But by the mid-1990s, rents were not keeping up with costs. When the principal came due in January 1995, Wilkow and his partners pleaded poverty. To keep the bank from foreclosing, LaSalle Partnership filed for bankruptcy. Appraisals of the property came in at less than $60 million. In theory the bank was entitled to the entire amount. It suggested selling the property to the highest bidder. Determined to keep the building, LaSalle partners asked the bankruptcy court instead to accept a plan under which the bank would likely receive a fraction of what it was owed while the partners would keep the building. The bank, not the equity holder, would take the hit.
Yet federal judge Paul Plunkett blessed LaSalle’s plan. Bank of America will get as little as $55 million plus interest–and even that in monthly payments over seven to ten years.
What happened to the old “absolute priority rule”? To get around that, the partners used a controversial “new value” concept in which the owners agree to kick in fresh capital in return for equity.
To validate the concept, the owners proposed to put in $6.1 million in fresh capital, over five years.
Nice deal–for the debtor. The bank takes an up-to-$38 million haircut, and the owner throws in just $4.1 million in present value.
In September 1997 the federal appeals court that heard the case deferred to the lower court’s decision. So the bank petitioned the Supreme Court to step in. On May 4 it agreed.
Bank of America’s argument has been boosted by a February ruling from a federal appeals court in New York that found in favor of the creditors in a similar situation. With two such recent conflicting rulings and so much at stake, arguments before the Supreme Court will be heard on Nov. 2.

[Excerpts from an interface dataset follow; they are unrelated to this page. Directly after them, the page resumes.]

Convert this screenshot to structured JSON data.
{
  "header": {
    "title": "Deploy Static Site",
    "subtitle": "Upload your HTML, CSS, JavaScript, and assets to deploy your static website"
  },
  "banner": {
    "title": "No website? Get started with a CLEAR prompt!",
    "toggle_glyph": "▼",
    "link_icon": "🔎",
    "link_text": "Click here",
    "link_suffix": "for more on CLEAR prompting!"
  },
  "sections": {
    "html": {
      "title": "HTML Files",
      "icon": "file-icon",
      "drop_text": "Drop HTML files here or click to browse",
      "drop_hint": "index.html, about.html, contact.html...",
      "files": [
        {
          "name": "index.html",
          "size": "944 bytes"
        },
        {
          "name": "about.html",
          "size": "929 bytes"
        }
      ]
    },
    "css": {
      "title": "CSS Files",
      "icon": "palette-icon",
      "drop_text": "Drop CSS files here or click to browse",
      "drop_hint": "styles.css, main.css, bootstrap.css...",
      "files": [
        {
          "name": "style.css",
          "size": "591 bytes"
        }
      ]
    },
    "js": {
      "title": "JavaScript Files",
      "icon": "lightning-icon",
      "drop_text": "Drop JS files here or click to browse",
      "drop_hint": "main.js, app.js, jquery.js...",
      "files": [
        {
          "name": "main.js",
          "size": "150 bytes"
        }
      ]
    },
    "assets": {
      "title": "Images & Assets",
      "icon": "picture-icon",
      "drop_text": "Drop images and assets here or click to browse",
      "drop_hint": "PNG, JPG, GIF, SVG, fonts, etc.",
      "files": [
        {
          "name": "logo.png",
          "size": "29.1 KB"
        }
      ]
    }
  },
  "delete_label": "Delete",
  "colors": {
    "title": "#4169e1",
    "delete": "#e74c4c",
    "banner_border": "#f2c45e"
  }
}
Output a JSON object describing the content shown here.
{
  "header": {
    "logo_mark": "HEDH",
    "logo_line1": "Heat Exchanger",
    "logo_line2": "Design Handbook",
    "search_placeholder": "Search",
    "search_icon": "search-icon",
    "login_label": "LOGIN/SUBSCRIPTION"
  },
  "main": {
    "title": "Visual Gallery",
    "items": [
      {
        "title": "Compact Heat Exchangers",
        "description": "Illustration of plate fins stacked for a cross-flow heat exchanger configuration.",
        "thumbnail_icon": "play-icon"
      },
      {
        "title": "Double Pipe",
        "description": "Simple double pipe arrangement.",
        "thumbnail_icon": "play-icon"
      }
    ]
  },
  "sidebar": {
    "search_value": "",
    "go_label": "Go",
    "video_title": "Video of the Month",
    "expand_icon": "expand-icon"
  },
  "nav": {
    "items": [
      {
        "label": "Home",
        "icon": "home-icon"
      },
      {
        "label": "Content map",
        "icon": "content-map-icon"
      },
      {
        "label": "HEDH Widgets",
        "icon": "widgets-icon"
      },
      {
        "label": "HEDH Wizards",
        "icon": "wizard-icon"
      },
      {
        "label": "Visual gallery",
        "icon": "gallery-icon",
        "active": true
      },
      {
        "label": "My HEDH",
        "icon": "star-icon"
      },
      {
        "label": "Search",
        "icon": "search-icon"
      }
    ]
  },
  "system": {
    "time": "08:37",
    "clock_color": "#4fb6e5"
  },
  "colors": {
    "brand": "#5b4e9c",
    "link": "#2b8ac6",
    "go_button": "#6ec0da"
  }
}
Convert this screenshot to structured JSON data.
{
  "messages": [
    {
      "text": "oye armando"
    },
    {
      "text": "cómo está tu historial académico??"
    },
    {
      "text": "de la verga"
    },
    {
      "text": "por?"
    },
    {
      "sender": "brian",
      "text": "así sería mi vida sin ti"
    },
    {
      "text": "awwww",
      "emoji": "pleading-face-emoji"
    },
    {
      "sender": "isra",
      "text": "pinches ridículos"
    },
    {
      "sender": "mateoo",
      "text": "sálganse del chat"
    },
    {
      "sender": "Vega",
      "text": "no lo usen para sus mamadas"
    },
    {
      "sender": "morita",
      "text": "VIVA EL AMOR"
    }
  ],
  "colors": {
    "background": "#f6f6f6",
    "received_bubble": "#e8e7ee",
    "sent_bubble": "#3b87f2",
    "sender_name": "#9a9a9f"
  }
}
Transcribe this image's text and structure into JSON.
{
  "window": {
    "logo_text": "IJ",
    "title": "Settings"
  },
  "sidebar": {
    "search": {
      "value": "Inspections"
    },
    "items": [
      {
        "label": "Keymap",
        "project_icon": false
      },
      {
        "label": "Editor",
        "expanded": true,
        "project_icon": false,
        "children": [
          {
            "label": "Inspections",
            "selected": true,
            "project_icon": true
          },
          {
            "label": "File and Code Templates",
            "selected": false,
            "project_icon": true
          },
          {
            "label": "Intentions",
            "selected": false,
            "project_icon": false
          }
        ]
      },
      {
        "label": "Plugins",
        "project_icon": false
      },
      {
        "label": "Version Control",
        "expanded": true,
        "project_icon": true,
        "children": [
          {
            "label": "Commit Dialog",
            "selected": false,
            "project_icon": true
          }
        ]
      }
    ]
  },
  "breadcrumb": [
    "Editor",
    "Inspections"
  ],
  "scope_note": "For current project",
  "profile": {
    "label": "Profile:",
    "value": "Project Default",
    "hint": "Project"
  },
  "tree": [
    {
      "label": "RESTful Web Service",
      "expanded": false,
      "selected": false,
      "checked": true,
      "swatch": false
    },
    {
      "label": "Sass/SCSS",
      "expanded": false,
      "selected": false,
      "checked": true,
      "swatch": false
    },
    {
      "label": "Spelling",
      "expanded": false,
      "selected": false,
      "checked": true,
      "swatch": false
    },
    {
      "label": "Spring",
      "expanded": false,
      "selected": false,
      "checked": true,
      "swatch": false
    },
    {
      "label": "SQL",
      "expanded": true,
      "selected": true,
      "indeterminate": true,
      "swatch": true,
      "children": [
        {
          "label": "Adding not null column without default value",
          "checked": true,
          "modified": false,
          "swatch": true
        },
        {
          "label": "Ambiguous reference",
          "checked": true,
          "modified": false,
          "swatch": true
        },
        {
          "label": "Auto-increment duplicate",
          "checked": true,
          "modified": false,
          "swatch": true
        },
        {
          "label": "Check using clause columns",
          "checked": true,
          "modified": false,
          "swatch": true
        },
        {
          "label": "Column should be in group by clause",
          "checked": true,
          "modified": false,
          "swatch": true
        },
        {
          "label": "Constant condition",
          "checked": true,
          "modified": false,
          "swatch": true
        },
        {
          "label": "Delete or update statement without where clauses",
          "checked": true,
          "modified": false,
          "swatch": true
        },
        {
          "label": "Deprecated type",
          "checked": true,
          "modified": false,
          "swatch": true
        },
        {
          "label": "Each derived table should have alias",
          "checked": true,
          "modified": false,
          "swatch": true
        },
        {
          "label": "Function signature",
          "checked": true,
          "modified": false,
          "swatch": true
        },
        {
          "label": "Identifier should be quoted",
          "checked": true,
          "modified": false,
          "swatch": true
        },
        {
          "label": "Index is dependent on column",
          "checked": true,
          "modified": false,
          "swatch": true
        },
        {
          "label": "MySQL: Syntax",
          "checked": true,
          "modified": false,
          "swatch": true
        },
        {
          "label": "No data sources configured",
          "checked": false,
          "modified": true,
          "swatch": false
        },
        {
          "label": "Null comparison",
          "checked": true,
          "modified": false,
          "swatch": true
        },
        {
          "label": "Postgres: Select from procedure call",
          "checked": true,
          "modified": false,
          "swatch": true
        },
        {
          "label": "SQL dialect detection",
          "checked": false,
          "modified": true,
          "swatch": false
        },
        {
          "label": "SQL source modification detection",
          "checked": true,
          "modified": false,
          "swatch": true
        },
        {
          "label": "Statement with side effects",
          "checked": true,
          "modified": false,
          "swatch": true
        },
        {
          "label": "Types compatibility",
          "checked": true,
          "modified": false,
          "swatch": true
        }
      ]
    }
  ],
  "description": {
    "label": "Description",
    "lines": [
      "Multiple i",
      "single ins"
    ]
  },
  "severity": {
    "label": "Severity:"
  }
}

Realizing the Court could rule against the partnership, Wilkow says he is willing to sweeten his offer. “The time to talk settlement is when there’s a cloud of uncertainty over everyone’s head,” he explains.
[McMenamin’s article was accompanied by a photograph of the 203 North LaSalle Street building captioned “Chicago’s 203 North LaSalle Street, Stiffing the bank with court approval.”]